§ **Data for review**
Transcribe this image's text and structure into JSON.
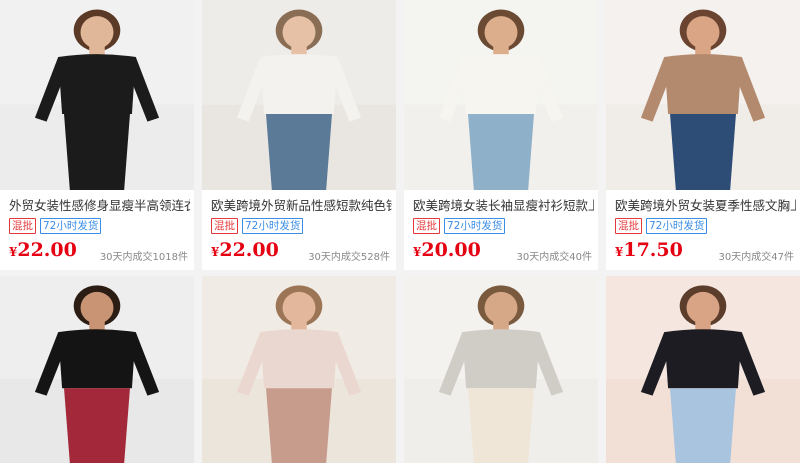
{
  "products": [
    {
      "title": "外贸女装性感修身显瘦半高领连衣裙",
      "tags": [
        "混批",
        "72小时发货"
      ],
      "currency": "¥",
      "price": "22.00",
      "sales": "30天内成交1018件",
      "colors": {
        "bg": "#ececec",
        "cloth": "#1b1b1b",
        "skin": "#e1b79a",
        "hair": "#5a3a26",
        "accent": "#1b1b1b"
      }
    },
    {
      "title": "欧美跨境外贸新品性感短款纯色针织上衣",
      "tags": [
        "混批",
        "72小时发货"
      ],
      "currency": "¥",
      "price": "22.00",
      "sales": "30天内成交528件",
      "colors": {
        "bg": "#e9e6e2",
        "cloth": "#f4f2ee",
        "skin": "#e6c1a6",
        "hair": "#8a6d55",
        "accent": "#5a7a98"
      }
    },
    {
      "title": "欧美跨境女装长袖显瘦衬衫短款上衣",
      "tags": [
        "混批",
        "72小时发货"
      ],
      "currency": "¥",
      "price": "20.00",
      "sales": "30天内成交40件",
      "colors": {
        "bg": "#f1f0ec",
        "cloth": "#f7f5f0",
        "skin": "#dcae8c",
        "hair": "#6b4a33",
        "accent": "#8fb0c9"
      }
    },
    {
      "title": "欧美跨境外贸女装夏季性感文胸上衣",
      "tags": [
        "混批",
        "72小时发货"
      ],
      "currency": "¥",
      "price": "17.50",
      "sales": "30天内成交47件",
      "colors": {
        "bg": "#f0ece8",
        "cloth": "#b38a6e",
        "skin": "#d9a585",
        "hair": "#6a4431",
        "accent": "#2d4d77"
      }
    },
    {
      "colors": {
        "bg": "#e8e8e8",
        "cloth": "#141414",
        "skin": "#c89474",
        "hair": "#2b1c14",
        "accent": "#a3283a"
      }
    },
    {
      "colors": {
        "bg": "#ece5dc",
        "cloth": "#ead7cf",
        "skin": "#e2b79b",
        "hair": "#9c7556",
        "accent": "#c79c8c"
      }
    },
    {
      "colors": {
        "bg": "#efeeea",
        "cloth": "#cfcdc6",
        "skin": "#d6a887",
        "hair": "#7a5a3e",
        "accent": "#efe6d8"
      }
    },
    {
      "colors": {
        "bg": "#f2dfd6",
        "cloth": "#1c1c22",
        "skin": "#d9a485",
        "hair": "#5c3c2a",
        "accent": "#a9c4de"
      }
    }
  ]
}
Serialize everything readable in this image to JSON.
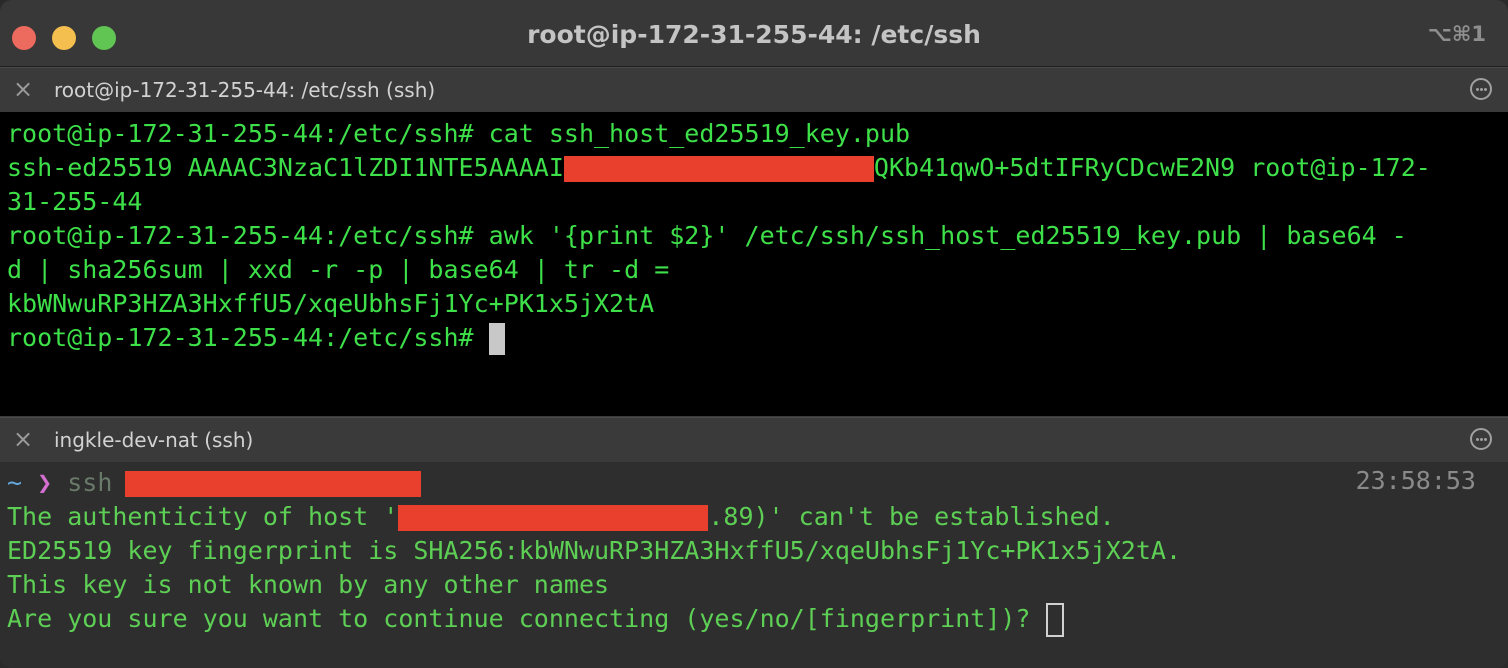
{
  "window": {
    "title": "root@ip-172-31-255-44: /etc/ssh",
    "shortcut": "⌥⌘1"
  },
  "panes": [
    {
      "title": "root@ip-172-31-255-44: /etc/ssh (ssh)",
      "lines": {
        "l1": "root@ip-172-31-255-44:/etc/ssh# cat ssh_host_ed25519_key.pub",
        "l2a": "ssh-ed25519 AAAAC3NzaC1lZDI1NTE5AAAAI",
        "l2b": "QKb41qwO+5dtIFRyCDcwE2N9 root@ip-172-",
        "l3": "31-255-44",
        "l4": "root@ip-172-31-255-44:/etc/ssh# awk '{print $2}' /etc/ssh/ssh_host_ed25519_key.pub | base64 -",
        "l5": "d | sha256sum | xxd -r -p | base64 | tr -d =",
        "l6": "kbWNwuRP3HZA3HxffU5/xqeUbhsFj1Yc+PK1x5jX2tA",
        "l7": "root@ip-172-31-255-44:/etc/ssh# "
      }
    },
    {
      "title": "ingkle-dev-nat (ssh)",
      "prompt": {
        "tilde": "~",
        "chevron": "❯",
        "command": "ssh i",
        "time": "23:58:53"
      },
      "lines": {
        "l1a": "The authenticity of host '",
        "l1b": ".89)' can't be established.",
        "l2": "ED25519 key fingerprint is SHA256:kbWNwuRP3HZA3HxffU5/xqeUbhsFj1Yc+PK1x5jX2tA.",
        "l3": "This key is not known by any other names",
        "l4": "Are you sure you want to continue connecting (yes/no/[fingerprint])? "
      }
    }
  ],
  "colors": {
    "terminal_green": "#3ee04a",
    "redaction": "#e8402c"
  }
}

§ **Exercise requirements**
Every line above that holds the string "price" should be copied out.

§ **Result below**
      "price": "22.00",
      "price": "22.00",
      "price": "20.00",
      "price": "17.50",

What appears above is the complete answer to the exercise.